Flying Tipplers

from the Kitbox


Dropper cage location

Directly in the front of the loft were cages used to hold the droppers. This made it very easy to quickly access a hungry dropper (a pigeon of breed other than Tippler, typically white marked) for tossing at a moments notice. Sometimes young birds don't give you much time when they really need to drop. These 9 cages were also made of 1/2" x 1" welded wire. The door lead to the garage which eventually lead to the house under covered patio. It was handy access when I wanted to walk to the loft without being seen by birds overhead, or when raining.
The chair on the lower left sat directly in front of the young bird kit boxes. This is were I spent many hours sitting in front of the loft watching and observing, calculating & dreaming.... California Dreaming--that is.

Release boxes

Pictured here are several of my droppers (Helmets in this case) in a "release box" that was used to release the Tippler Teams later afternoons during the day when I was at work. There were two ways of accomplishing this. At first I used a neighbor of whom I called from a telephone to release. Later I devised an automatic timer (with battery back-up) to automate the process. Later the release boxes were mounted on the wall. Bottom row shows door after being opened.

Working the droppers

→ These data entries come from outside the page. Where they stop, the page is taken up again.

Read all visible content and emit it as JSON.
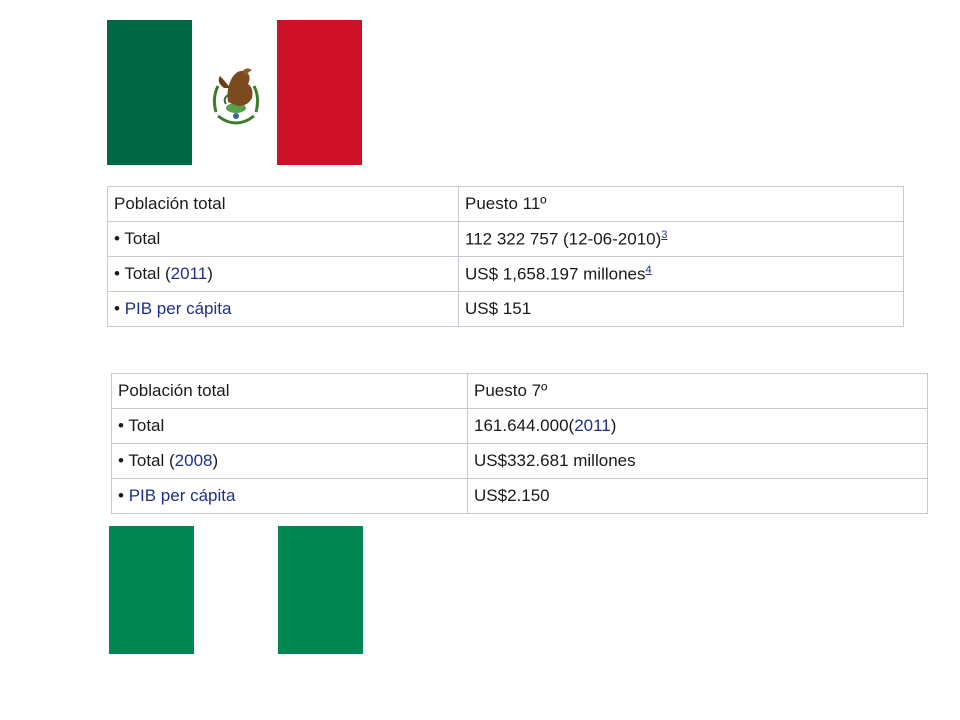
{
  "mexico": {
    "flag": {
      "colors": [
        "#006847",
        "#ffffff",
        "#ce1126"
      ],
      "emblem": "coat-of-arms-icon"
    },
    "rows": [
      {
        "label": "Población total",
        "value": "Puesto 11º"
      },
      {
        "bullet": "•",
        "label": "Total",
        "value": "112 322 757 (12-06-2010)",
        "ref": "3"
      },
      {
        "bullet": "•",
        "label_prefix": "Total (",
        "label_link": "2011",
        "label_suffix": ")",
        "value": "US$ 1,658.197 millones",
        "ref": "4"
      },
      {
        "bullet": "•",
        "label_link": "PIB per cápita",
        "value": "US$ 151"
      }
    ]
  },
  "nigeria": {
    "flag": {
      "colors": [
        "#008751",
        "#ffffff",
        "#008751"
      ]
    },
    "rows": [
      {
        "label": "Población total",
        "value": "Puesto 7º"
      },
      {
        "bullet": "•",
        "label": "Total",
        "value_prefix": "161.644.000(",
        "value_link": "2011",
        "value_suffix": ")"
      },
      {
        "bullet": "•",
        "label_prefix": "Total (",
        "label_link": "2008",
        "label_suffix": ")",
        "value": "US$332.681 millones"
      },
      {
        "bullet": "•",
        "label_link": "PIB per cápita",
        "value": "US$2.150"
      }
    ]
  }
}
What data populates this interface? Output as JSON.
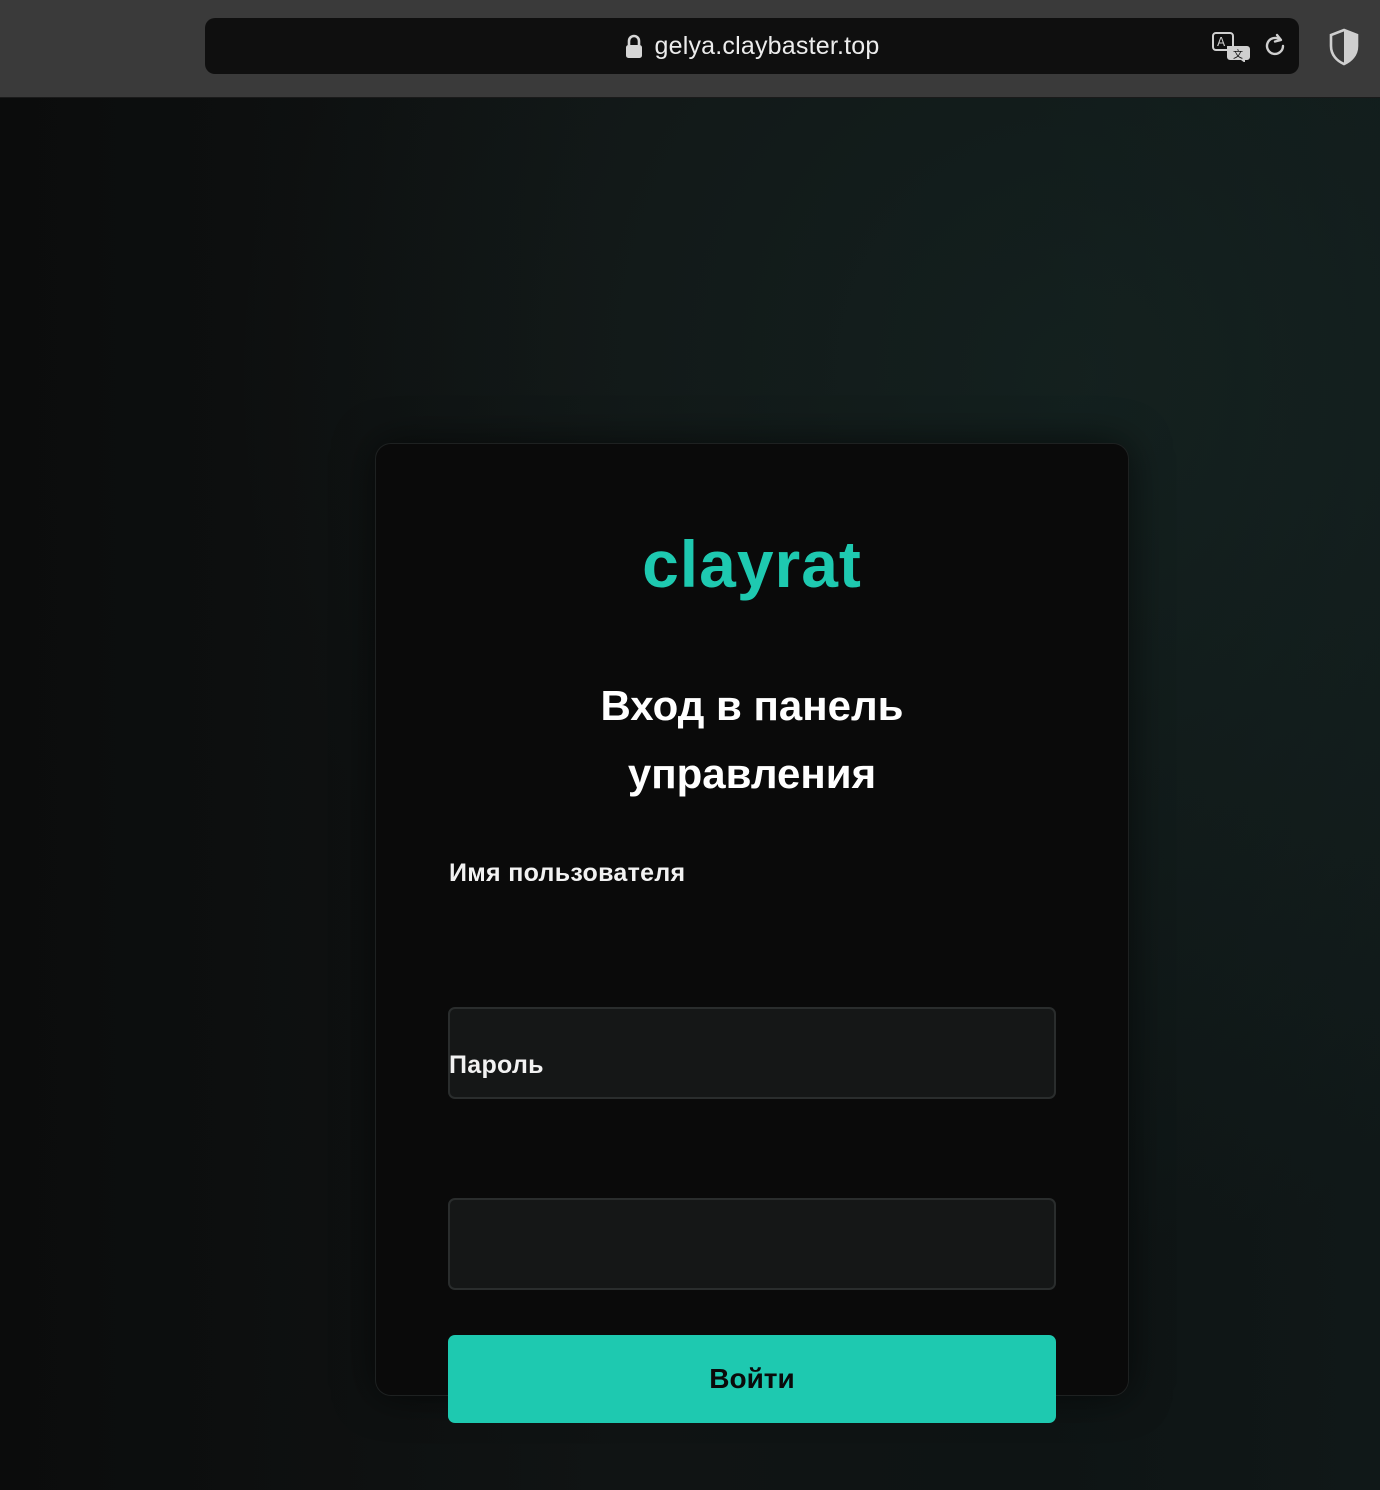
{
  "browser": {
    "url": "gelya.claybaster.top",
    "icons": {
      "lock": "lock-icon",
      "translate": "translate-icon",
      "reload": "reload-icon",
      "privacy": "shield-icon"
    }
  },
  "login": {
    "brand": "clayrat",
    "heading_line1": "Вход в панель",
    "heading_line2": "управления",
    "username_label": "Имя пользователя",
    "username_value": "",
    "password_label": "Пароль",
    "password_value": "",
    "submit_label": "Войти"
  },
  "colors": {
    "accent": "#1ec9b0",
    "card_background": "#0a0a0a",
    "input_background": "#151717"
  }
}
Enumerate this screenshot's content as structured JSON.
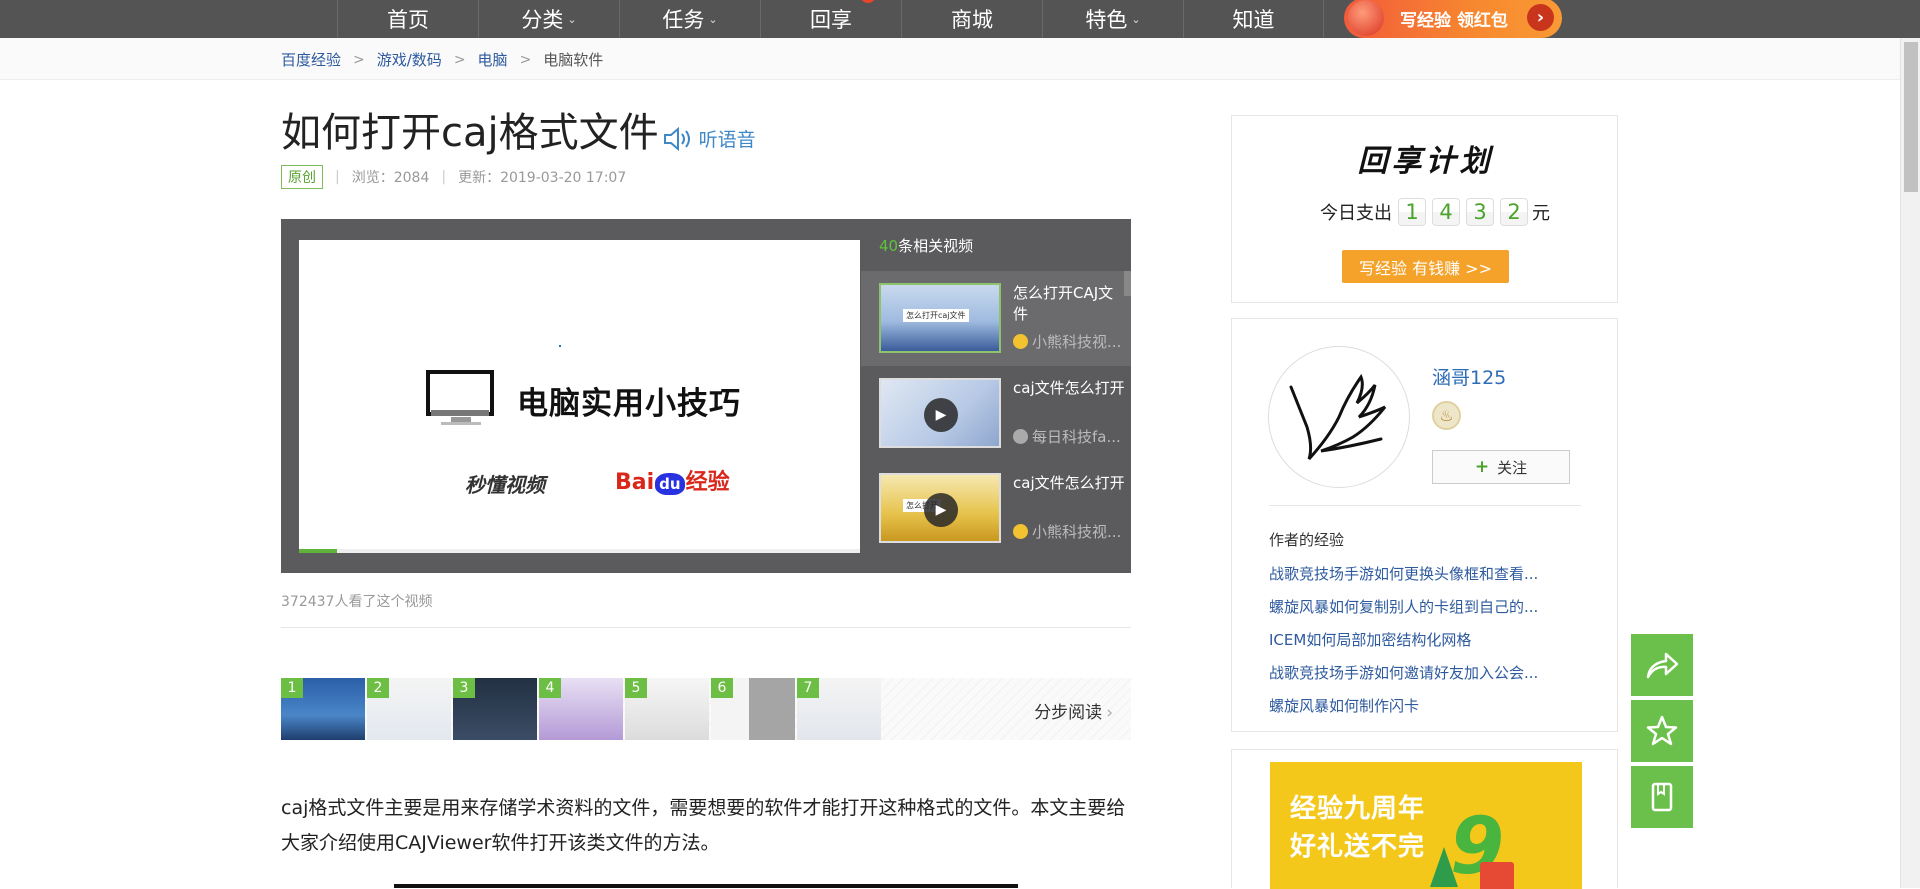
{
  "nav": {
    "items": [
      {
        "label": "首页",
        "caret": false
      },
      {
        "label": "分类",
        "caret": true
      },
      {
        "label": "任务",
        "caret": true
      },
      {
        "label": "回享",
        "caret": false
      },
      {
        "label": "商城",
        "caret": false
      },
      {
        "label": "特色",
        "caret": true
      },
      {
        "label": "知道",
        "caret": false
      }
    ],
    "promo_label": "写经验 领红包",
    "promo_arrow": "›"
  },
  "breadcrumb": [
    "百度经验",
    "游戏/数码",
    "电脑",
    "电脑软件"
  ],
  "article": {
    "title": "如何打开caj格式文件",
    "listen_label": "听语音",
    "original_tag": "原创",
    "views": "浏览：2084",
    "updated": "更新：2019-03-20 17:07",
    "intro": "caj格式文件主要是用来存储学术资料的文件，需要想要的软件才能打开这种格式的文件。本文主要给大家介绍使用CAJViewer软件打开该类文件的方法。"
  },
  "video": {
    "screen_title": "电脑实用小技巧",
    "logo_left": "秒懂视频",
    "logo_baidu_a": "Bai",
    "logo_baidu_paw": "du",
    "logo_baidu_b": "经验",
    "progress": 0.068,
    "related_count": "40",
    "related_suffix": "条相关视频",
    "related": [
      {
        "title": "怎么打开CAJ文件",
        "author": "小熊科技视...",
        "active": true,
        "play": false,
        "thumb_text": "怎么打开caj文件"
      },
      {
        "title": "caj文件怎么打开",
        "author": "每日科技fa...",
        "active": false,
        "play": true,
        "thumb_text": ""
      },
      {
        "title": "caj文件怎么打开",
        "author": "小熊科技视...",
        "active": false,
        "play": true,
        "thumb_text": "怎么打开"
      }
    ],
    "view_count": "372437人看了这个视频"
  },
  "steps": {
    "numbers": [
      "1",
      "2",
      "3",
      "4",
      "5",
      "6",
      "7"
    ],
    "read_label": "分步阅读",
    "read_chevron": "›"
  },
  "plan_card": {
    "title": "回享计划",
    "spend_label": "今日支出",
    "digits": [
      "1",
      "4",
      "3",
      "2"
    ],
    "unit": "元",
    "button": "写经验 有钱赚 >>"
  },
  "author": {
    "name": "涵哥125",
    "badge": "♨",
    "follow_plus": "+",
    "follow_label": "关注",
    "experience_heading": "作者的经验",
    "experiences": [
      "战歌竞技场手游如何更换头像框和查看...",
      "螺旋风暴如何复制别人的卡组到自己的...",
      "ICEM如何局部加密结构化网格",
      "战歌竞技场手游如何邀请好友加入公会...",
      "螺旋风暴如何制作闪卡"
    ]
  },
  "ad": {
    "line1": "经验九周年",
    "line2": "好礼送不完",
    "badge": "9"
  },
  "colors": {
    "nav_bg": "#545454",
    "accent_green": "#6ac04a",
    "link_blue": "#2e5a9e",
    "promo_orange": "#f7882f",
    "earn_orange": "#f4a22a"
  },
  "icons": [
    "caret-down-icon",
    "speaker-icon",
    "play-icon",
    "share-icon",
    "star-icon",
    "bookmark-icon",
    "chevron-right-icon"
  ]
}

Sorry about the focus, but since I'm in the photo, I can't be blamed! That's me dropping birds from my perch. This is where I stood when dropping the team. I coached them into the fly pen from this position and had all the wires to control the doors at my fingertips. This particular photo shows me holding out some grain, while a bird perches onto my hand to get at it. It's important not to let the birds be frightened of their trainer. After all, one spook up after the tippler team has landed could spell trouble if the team can't be coaxed down within the hour.